[Element data from apps and pages]
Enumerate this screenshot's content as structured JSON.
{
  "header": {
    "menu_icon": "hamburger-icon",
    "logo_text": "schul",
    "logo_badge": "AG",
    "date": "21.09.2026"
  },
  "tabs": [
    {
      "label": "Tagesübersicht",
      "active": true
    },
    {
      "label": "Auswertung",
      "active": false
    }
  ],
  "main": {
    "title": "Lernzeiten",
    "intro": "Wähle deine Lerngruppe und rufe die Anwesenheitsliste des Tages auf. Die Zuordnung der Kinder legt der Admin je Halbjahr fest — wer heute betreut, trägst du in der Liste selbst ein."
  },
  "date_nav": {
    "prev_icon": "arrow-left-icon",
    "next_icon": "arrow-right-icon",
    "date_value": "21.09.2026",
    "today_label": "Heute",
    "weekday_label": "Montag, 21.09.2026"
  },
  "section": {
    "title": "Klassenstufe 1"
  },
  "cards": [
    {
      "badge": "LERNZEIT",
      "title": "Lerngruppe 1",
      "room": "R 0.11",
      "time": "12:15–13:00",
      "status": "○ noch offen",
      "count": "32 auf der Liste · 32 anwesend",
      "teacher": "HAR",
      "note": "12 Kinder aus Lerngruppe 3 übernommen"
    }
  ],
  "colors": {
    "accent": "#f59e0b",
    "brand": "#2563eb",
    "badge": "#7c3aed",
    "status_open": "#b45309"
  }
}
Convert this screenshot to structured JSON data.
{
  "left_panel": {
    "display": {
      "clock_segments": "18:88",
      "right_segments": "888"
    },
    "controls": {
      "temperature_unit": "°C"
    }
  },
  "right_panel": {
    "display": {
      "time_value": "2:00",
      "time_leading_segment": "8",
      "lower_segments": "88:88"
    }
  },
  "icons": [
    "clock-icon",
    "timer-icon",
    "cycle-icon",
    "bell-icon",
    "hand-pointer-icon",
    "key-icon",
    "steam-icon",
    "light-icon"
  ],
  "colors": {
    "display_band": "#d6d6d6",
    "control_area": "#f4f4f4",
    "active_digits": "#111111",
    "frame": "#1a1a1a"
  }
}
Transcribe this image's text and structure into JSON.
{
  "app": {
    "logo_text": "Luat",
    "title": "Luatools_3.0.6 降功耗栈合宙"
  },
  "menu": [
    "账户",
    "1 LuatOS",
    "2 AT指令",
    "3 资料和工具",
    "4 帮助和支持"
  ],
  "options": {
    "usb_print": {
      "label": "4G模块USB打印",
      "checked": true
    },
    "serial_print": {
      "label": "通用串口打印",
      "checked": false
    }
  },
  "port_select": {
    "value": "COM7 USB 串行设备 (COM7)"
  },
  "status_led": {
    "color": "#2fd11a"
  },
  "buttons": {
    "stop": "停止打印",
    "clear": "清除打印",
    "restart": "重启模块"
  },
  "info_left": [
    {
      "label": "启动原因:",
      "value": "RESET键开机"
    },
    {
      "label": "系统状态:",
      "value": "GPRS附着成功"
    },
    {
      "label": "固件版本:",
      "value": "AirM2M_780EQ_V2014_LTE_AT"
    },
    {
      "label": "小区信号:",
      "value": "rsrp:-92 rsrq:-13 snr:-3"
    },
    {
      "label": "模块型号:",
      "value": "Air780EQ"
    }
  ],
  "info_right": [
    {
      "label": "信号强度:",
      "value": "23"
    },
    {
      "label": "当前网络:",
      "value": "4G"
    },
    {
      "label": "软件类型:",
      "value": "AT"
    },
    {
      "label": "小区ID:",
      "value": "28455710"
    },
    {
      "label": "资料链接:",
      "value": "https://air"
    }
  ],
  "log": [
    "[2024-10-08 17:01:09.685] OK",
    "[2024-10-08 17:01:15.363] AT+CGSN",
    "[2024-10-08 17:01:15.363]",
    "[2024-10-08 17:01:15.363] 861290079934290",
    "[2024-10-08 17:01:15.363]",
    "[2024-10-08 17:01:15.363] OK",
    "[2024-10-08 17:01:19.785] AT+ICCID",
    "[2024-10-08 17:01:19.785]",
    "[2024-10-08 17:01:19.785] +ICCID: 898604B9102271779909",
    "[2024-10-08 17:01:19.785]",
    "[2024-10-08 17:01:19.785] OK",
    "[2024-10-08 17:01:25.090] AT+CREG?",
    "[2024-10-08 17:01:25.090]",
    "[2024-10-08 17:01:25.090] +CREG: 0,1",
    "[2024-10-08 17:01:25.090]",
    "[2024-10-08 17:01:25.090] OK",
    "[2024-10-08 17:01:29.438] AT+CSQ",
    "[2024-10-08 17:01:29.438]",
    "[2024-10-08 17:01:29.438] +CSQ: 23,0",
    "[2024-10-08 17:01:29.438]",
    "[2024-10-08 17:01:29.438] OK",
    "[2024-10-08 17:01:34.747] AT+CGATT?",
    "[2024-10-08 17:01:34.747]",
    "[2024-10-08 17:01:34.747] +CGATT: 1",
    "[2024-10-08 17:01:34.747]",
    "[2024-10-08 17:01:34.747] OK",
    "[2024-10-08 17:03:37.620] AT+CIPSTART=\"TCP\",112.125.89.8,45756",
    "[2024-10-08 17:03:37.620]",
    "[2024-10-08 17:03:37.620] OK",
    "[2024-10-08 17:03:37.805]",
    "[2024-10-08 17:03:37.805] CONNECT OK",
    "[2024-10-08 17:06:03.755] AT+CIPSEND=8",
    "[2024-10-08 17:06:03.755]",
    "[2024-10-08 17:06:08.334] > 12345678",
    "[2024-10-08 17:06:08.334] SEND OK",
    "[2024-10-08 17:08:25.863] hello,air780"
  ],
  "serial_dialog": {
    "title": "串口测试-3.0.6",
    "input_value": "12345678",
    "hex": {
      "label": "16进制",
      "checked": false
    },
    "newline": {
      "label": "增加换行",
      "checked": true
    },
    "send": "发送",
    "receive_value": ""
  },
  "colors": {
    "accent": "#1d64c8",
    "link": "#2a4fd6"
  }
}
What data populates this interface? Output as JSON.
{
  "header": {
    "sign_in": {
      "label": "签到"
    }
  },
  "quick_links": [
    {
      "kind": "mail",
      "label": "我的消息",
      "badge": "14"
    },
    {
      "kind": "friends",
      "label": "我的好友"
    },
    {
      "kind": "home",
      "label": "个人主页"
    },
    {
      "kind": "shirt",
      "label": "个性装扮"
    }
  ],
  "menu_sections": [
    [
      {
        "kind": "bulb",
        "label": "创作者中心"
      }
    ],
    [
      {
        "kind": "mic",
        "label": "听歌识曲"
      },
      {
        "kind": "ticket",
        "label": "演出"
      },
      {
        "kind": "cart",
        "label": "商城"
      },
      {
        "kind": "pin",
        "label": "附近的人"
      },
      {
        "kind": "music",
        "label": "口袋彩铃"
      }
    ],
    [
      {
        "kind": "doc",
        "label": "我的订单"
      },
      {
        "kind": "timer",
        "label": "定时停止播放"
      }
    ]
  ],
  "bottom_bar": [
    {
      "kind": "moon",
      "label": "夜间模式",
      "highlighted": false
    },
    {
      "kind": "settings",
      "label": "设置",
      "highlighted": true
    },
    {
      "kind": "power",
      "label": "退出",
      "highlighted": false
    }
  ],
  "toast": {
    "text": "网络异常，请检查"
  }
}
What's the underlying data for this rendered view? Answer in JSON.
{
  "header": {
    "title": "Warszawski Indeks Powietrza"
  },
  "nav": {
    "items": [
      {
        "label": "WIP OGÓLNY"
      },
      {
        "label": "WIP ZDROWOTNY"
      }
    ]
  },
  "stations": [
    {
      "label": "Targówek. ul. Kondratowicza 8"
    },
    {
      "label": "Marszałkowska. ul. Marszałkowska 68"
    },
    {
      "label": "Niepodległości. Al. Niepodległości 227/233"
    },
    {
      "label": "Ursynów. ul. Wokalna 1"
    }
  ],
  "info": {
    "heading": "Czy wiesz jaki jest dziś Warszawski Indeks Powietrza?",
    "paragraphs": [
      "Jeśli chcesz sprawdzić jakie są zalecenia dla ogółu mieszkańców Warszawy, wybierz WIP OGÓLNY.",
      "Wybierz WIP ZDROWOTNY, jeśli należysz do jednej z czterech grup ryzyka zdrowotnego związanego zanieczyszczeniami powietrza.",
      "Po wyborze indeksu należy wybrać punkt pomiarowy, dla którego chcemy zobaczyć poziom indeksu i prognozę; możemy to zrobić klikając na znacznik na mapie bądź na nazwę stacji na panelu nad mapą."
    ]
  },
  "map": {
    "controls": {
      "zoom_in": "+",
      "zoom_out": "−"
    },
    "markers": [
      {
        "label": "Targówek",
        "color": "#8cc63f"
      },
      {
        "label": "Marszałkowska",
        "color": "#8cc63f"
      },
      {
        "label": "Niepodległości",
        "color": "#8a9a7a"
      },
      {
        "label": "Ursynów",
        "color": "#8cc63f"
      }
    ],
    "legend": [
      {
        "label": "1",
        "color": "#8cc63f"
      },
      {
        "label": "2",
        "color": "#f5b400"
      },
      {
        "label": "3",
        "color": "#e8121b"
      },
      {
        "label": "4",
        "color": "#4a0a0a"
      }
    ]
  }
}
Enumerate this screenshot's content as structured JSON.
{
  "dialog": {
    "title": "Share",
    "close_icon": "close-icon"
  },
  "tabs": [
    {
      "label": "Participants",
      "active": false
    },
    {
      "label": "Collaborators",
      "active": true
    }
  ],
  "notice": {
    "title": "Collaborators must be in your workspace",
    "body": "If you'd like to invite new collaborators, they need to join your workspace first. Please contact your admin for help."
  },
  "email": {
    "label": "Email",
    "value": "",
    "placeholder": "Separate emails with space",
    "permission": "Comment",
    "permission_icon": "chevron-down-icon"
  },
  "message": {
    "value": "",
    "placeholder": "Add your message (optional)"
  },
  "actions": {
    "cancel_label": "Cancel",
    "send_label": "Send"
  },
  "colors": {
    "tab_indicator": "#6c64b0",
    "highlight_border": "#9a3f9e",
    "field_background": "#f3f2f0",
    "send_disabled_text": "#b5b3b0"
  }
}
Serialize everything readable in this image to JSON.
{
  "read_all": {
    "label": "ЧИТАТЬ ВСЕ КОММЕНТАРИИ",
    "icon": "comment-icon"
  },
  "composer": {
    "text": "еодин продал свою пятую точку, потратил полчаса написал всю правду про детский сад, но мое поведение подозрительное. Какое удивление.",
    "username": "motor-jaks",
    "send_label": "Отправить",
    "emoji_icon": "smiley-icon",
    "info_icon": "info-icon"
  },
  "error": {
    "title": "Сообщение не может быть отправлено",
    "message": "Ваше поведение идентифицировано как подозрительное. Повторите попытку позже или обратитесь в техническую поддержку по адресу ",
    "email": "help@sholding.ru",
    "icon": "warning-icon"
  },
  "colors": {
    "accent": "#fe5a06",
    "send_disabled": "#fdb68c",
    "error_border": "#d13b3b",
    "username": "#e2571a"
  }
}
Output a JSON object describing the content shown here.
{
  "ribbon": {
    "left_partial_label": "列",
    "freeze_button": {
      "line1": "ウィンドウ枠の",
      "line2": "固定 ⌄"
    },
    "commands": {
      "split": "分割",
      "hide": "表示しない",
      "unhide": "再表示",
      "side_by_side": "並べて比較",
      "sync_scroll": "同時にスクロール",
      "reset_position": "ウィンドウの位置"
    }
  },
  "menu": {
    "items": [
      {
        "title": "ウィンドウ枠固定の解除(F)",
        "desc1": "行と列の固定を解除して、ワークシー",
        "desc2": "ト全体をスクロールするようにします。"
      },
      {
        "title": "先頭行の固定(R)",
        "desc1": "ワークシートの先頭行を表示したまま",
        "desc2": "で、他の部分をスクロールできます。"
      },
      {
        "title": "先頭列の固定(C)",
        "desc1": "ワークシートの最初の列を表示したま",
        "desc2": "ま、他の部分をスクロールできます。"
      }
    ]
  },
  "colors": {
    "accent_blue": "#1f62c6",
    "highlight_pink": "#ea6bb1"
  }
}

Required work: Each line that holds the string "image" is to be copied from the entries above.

Your response:
Transcribe this image's text and structure into JSON.
Serialize everything readable in this image to JSON.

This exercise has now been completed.